Exact copy, no pictures: return all the data below as written.

> [EXERCISE INPUTS]:
=== Section Start ===

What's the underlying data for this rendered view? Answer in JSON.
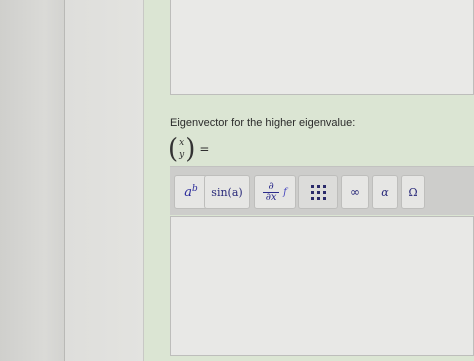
{
  "question": {
    "prompt": "Eigenvector for the higher eigenvalue:",
    "vector_top": "x",
    "vector_bottom": "y",
    "equals": "="
  },
  "toolbar": {
    "power_base": "a",
    "power_exp": "b",
    "sin_label": "sin(a)",
    "partial_top": "∂",
    "partial_bottom": "∂x",
    "partial_f": "f",
    "infinity": "∞",
    "alpha": "α",
    "omega": "Ω"
  },
  "icons": [
    "matrix-icon"
  ]
}
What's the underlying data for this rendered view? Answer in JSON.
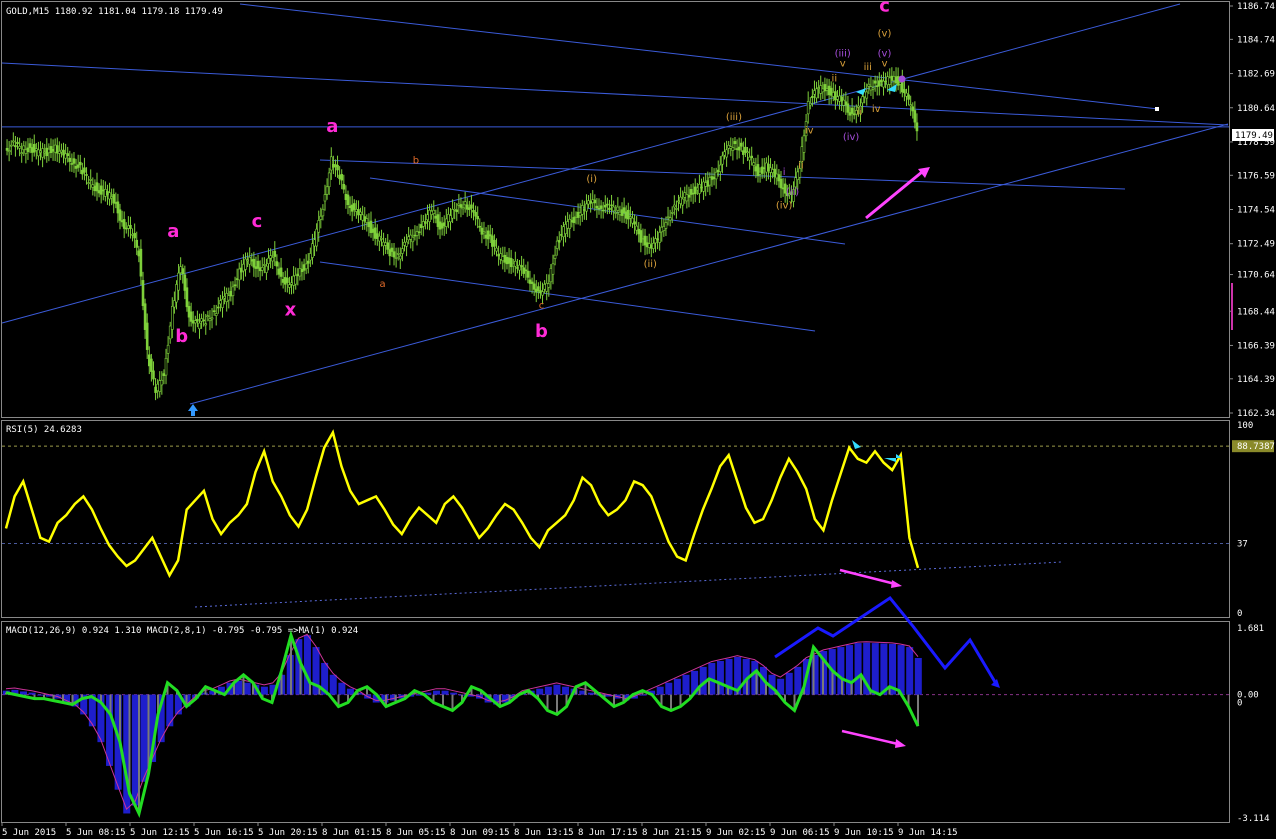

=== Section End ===

> [OUTPUT FOR THIS TASK]:
What's the underlying data for this rendered view? Answer in JSON.
{
  "question": {
    "prompt": "Eigenvector for the higher eigenvalue:",
    "vector_top": "x",
    "vector_bottom": "y",
    "equals": "="
  },
  "toolbar": {
    "power_base": "a",
    "power_exp": "b",
    "sin_label": "sin(a)",
    "partial_top": "∂",
    "partial_bottom": "∂x",
    "partial_f": "f",
    "infinity": "∞",
    "alpha": "α",
    "omega": "Ω"
  },
  "icons": [
    "matrix-icon"
  ]
}
What's the underlying data for this rendered view? Answer in JSON.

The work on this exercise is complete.